Choy Lee Fut
AKA: Fight the Fight, Choy Lee Fat
Year of release: 2011
Genre: martial arts
Directors: Sam Wong, Tommy Law
Action directors: Sam Wong, Luo Cheng
Producers: Chen Zhong-Jie, Feng Xi-Yun, Wu Xu-Wen, Li Le-Lin
Writers: Maan Lik, Ye Feng-Jin, Ceng Chun-Hui
Cinematography: Gwong Ting-Woh, Gwong Ting-Shu, Yang Zhi-Min
Editing: Cheung Ka-Fai
Music: Lincoln Lo
Stars: Sammy Hung, Kane Kosugi, Sammo Hung, Yuen Wah, Wang Jia-Yin, Wong Ka-Lok, Sam Wong, Ian Powers, Lau Kar-Wing, Dennis To
Rated IIA for violence
Movie Review Index
Sammo Hung once again tries to turn his son, Sammy, into a star with Choy Lee Fut, which has been recently released on US home video as Fight the Fight. The incredibly generic re-titling fits the nature of this film rather well. While there's nothing egregiously wrong with the proceedings, there's nothing particularly exciting or inspiring, either, making this more of a film for a rainy day rental or late-night drunken viewing material rather than mandatory martial arts fare for connoisseurs of kung fu cinema.

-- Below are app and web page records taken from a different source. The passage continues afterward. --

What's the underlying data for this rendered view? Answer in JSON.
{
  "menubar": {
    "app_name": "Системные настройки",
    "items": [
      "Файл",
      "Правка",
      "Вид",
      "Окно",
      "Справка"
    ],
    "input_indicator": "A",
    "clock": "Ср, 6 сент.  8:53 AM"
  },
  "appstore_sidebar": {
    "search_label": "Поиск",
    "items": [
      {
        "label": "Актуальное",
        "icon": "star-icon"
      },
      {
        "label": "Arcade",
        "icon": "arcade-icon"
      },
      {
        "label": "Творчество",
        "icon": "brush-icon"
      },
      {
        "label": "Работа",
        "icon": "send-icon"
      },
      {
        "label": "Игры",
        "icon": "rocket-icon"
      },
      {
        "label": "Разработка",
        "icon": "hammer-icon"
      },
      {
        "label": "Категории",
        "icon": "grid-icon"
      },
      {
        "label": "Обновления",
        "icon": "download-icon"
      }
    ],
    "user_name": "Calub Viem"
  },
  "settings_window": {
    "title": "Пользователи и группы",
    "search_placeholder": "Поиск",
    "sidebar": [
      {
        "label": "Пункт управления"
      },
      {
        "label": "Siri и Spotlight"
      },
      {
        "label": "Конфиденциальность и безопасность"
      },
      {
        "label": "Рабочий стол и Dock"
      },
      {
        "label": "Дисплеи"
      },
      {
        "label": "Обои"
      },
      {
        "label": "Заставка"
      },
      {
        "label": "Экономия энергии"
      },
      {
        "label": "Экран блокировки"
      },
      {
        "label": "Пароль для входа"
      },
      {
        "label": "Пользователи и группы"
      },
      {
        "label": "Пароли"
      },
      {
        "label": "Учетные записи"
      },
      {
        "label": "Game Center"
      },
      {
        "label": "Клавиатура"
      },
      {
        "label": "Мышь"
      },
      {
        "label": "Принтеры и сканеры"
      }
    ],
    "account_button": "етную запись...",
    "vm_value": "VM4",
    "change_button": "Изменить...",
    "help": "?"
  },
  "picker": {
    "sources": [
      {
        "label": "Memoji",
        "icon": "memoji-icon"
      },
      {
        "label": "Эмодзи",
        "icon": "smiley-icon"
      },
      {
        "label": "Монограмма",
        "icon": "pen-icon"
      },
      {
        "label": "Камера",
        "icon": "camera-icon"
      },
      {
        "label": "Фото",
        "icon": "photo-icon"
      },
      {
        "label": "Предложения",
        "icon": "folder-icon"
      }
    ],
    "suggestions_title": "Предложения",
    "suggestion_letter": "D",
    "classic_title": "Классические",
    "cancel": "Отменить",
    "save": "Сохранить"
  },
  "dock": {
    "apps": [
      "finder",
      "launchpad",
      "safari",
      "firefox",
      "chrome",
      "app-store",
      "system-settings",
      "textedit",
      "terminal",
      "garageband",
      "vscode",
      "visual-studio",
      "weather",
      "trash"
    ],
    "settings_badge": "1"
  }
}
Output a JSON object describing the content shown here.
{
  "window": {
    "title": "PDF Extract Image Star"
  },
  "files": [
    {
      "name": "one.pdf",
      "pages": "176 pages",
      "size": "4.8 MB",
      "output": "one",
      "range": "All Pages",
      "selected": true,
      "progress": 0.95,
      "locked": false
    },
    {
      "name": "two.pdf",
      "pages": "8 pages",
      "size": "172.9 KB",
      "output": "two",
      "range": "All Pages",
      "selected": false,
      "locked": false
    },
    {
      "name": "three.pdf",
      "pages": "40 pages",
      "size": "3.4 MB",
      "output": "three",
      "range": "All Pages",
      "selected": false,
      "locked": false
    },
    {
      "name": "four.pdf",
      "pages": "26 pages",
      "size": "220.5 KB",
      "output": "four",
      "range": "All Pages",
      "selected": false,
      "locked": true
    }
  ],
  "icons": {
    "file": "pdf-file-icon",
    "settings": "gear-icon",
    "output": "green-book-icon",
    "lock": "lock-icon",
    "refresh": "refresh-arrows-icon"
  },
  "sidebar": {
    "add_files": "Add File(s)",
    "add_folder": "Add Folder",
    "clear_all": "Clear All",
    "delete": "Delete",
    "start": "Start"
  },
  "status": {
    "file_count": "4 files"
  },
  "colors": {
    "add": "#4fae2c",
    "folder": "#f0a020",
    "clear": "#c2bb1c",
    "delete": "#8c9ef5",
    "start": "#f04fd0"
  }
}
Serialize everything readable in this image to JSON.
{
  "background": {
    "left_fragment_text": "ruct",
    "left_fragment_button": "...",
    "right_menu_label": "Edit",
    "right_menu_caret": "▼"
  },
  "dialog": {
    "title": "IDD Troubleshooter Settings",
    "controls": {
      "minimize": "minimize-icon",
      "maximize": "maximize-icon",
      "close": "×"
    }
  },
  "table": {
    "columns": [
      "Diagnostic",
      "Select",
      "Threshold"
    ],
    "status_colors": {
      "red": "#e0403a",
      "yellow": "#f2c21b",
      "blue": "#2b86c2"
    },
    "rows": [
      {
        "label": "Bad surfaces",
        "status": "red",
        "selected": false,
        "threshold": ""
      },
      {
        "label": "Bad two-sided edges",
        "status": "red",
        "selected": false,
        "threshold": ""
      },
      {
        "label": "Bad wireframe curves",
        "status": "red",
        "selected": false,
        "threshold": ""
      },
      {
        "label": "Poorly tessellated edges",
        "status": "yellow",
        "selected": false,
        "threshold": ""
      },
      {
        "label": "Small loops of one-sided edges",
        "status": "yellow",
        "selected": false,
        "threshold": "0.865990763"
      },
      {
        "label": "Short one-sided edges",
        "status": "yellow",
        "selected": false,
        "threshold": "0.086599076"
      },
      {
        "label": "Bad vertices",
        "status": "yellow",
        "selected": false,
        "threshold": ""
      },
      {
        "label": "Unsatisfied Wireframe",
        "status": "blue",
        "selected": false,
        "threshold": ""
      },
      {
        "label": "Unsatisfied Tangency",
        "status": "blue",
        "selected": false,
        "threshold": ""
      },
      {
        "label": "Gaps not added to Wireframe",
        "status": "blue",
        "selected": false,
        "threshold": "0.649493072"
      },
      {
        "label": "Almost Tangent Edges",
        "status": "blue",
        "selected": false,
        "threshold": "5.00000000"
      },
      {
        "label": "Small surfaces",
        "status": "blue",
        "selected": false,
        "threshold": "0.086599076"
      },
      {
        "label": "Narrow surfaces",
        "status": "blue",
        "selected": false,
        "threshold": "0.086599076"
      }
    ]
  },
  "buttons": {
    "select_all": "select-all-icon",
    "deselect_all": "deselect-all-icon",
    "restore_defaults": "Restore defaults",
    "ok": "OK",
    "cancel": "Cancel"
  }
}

The by-the-numbers plot has lil' Sammy playing Wai, a Chinese ex-pat living in England and making a living by being a paperboy and getting into fights alongside his buddy, Ken (Kane Kosugi, son of Japanese martial arts star Sho Kosugi). After a visit from Wai's dad (played by Sammo, who promptly disappears for most of the film) the duo head off to China to defend a martial arts school by being bought out by an evil corporation. And how are they going to be doing this? By holding a tournament, of course.
The dependence on plot devices straight out of 1980's B movies doesn't stop there, with Wai starting up a romance with Ha, who not only is an executive with the corporation, but she's the girlfriend of his rival in the tournament. Da-da-dum! Can you feel the suspense? If you're over the age of eleven, the answer is probably not really. So, as you might expect, sitting through the exposition scenes in Choy Lee Fut is often an exercise in boredom, where the most exciting thing going on is trying to keep your finger off of the fast-forward button for any extended period of time.
Fortunately, the fights do pick business up enough to elevate Choy Lee Fut enough to at least the realm of the average. Besides some extremely cheap looking greenscreen effects employed during flashback sequences, viewers can definitely tell that the actors here have talent in the martial arts department, even when their characters are saddled with silly names such as X-Man. But there's not enough in the way of fisticuffs presented to make Choy Lee Fut anything other than yet another cheap Hong Kong B-list kung fu movie.